But that same year, Henry picked up wrestling at the club level, and his social life took an upward turn. And when he joined the perennial state power Rams as a freshman, Henry’s identity shifted even more into focus.

“I heard that they were a really good team,” Henry said. “I looked at their boys and saw that they had a lot of state champions over the years.”

During Henry’s years at the Fairfax school, the Rams have brought home two more team titles, one last year and another in 2011.

“Wrestling helped him a lot because we’re kind of a family as a team, and the guys stick together, back each other up,” senior Jack Bass said. “We’re all known at the school for wrestling, so I think that helps him socially.”

Playing to his strengths

When Wade Schalles started working with Henry at EagleHawk Academy in Fairfax two years ago, the two-time NCAA champion didn’t shy away from his message.

“I told Avery when I first met him that ‘I’m going to use the word ‘handicap’ when I look at you,’ ” Schalles recounted. “ ‘But you don’t understand. The handicap is with every kid that you have to wrestle. They have the handicap, not you.’ ”

The point was that a wrestler of any size, frame or build could be successful as long as he took advantage of his body type.

“You don’t put a 5-8, 160-pound guy on the line in football; he’s your free safety,” Schalles said. “In wrestling, if you’re short, you’re really good at leg attacks.”

The first part isn’t exactly true. As a sophomore, Henry played defensive line on the Rams’ junior varsity team. He finished second on the squad in sacks.

But all of Henry’s training, with Schalles at EagleHawk and with Robinson wrestling Coach Brian Hazard, has centered on making the most of his stature. With a limited reach, Henry keeps his hands in his lap, inviting adversaries to come to him.

“It’s really hard to wrestle him like you would a person of my height,” said Westfield wrestler Matt Schlink — whom Henry beat, 4-2, on Jan. 15. “The difference is you can’t get to his legs, because he’s already pretty low.”

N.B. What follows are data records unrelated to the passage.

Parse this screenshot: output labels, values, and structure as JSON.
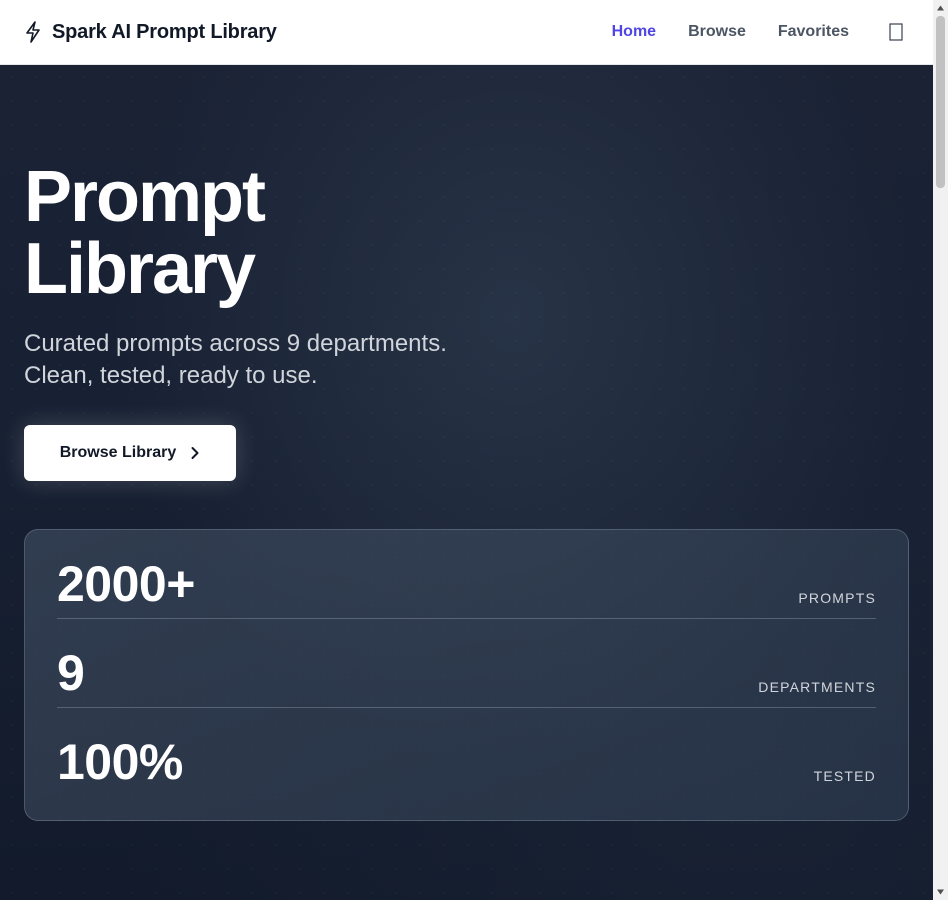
{
  "header": {
    "brand_title": "Spark AI Prompt Library",
    "brand_icon": "lightning-icon",
    "nav": [
      {
        "label": "Home",
        "active": true
      },
      {
        "label": "Browse",
        "active": false
      },
      {
        "label": "Favorites",
        "active": false
      }
    ],
    "theme_toggle_icon": "moon-icon",
    "active_color": "#4f46e5"
  },
  "hero": {
    "title_line1": "Prompt",
    "title_line2": "Library",
    "subtitle_line1": "Curated prompts across 9 departments.",
    "subtitle_line2": "Clean, tested, ready to use.",
    "cta_label": "Browse Library",
    "cta_icon": "chevron-right-icon"
  },
  "stats": [
    {
      "value": "2000+",
      "label": "PROMPTS"
    },
    {
      "value": "9",
      "label": "DEPARTMENTS"
    },
    {
      "value": "100%",
      "label": "TESTED"
    }
  ]
}
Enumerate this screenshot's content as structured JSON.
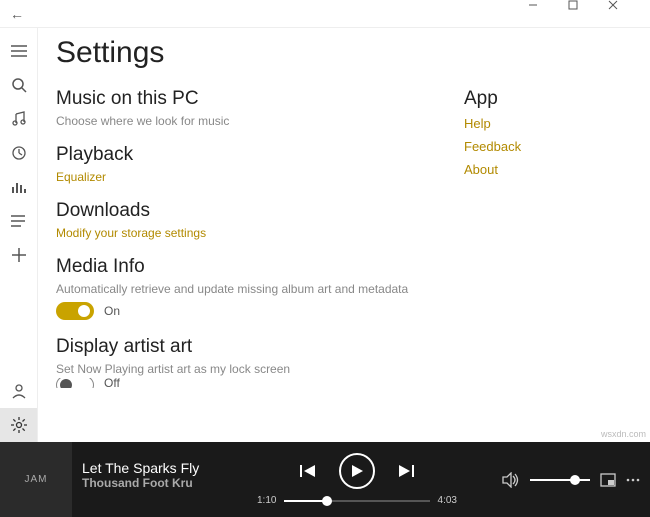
{
  "window": {
    "back_icon": "←"
  },
  "page": {
    "title": "Settings"
  },
  "sections": {
    "music": {
      "heading": "Music on this PC",
      "desc": "Choose where we look for music"
    },
    "playback": {
      "heading": "Playback",
      "link": "Equalizer"
    },
    "downloads": {
      "heading": "Downloads",
      "link": "Modify your storage settings"
    },
    "media_info": {
      "heading": "Media Info",
      "desc": "Automatically retrieve and update missing album art and metadata",
      "toggle_state": "On"
    },
    "artist_art": {
      "heading": "Display artist art",
      "desc": "Set Now Playing artist art as my lock screen",
      "toggle_state": "Off"
    }
  },
  "app": {
    "heading": "App",
    "links": [
      "Help",
      "Feedback",
      "About"
    ]
  },
  "player": {
    "album_art_text": "JAM",
    "track_title": "Let The Sparks Fly",
    "track_artist": "Thousand Foot Kru",
    "elapsed": "1:10",
    "duration": "4:03"
  },
  "watermark": "wsxdn.com"
}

By maximizing his strength (Henry squats 400 pounds and leg-presses 690), the senior has gained interest from wrestling programs at Ferrum College in Virginia and NCAA Division I top 20 fixture Edinboro University in Pennsylvania.

Dropping the hammer

On Jan. 29 — senior night at Robinson — Henry paced the blue strip of rubberized floor of the cavernous gym. All of the lights were down, save for four, shining down directly from the center scoreboard and casting hard beams onto the wrestling mat.

There were four matches left before his bout at 145 pounds, but he was already in the zone. Occasionally, Henry would break from his trance to see how a teammate was faring or to change the song on his iPhone.

He listened to Survivor. Arena rock. “Eye of the Tiger.”

“I feel good,” Henry said. “Ready.”

At 7:20 p.m., he shed his wrestling sweatshirt and stripped down to his gray singlet. Avery believed he was going up against long odds in the form of Chantilly senior Walter Carlson, The Post’s No. 3 ranked wrestler at 145.

But Chantilly audibled, flipping Carlson and usual 138-pounder John Shin, in hopes that if Carlson could upset Robinson’s Bass, the Chargers could take both matches.

Not long into the match, it was clear Henry had other plans. He went for a double-leg takedown, eliciting cheers from the Rams’ bench. Shin managed at the last second to break free but not for long. With time ticking down in the first period, Henry employed his favorite move — the cement mixer. With no hesitation, he slipped his arm under Shin’s chin and put him onto his back. In 1 minute 34 seconds, he recorded the pin, bumping his overall record to 17-13. Currently, he’s 19-14.

“I didn’t care who I was going against,” Henry said after the match. “I know I could beat any of them.”

Henry knew he could have crushed his eighth-grade bully, too. He considered it.

But his experience in wrestling has helped him realize that he — and nobody else — is always in control.

“Wrestling helped me to know what the right path is,” Henry said, “to make my own decisions with what life was going to give you.”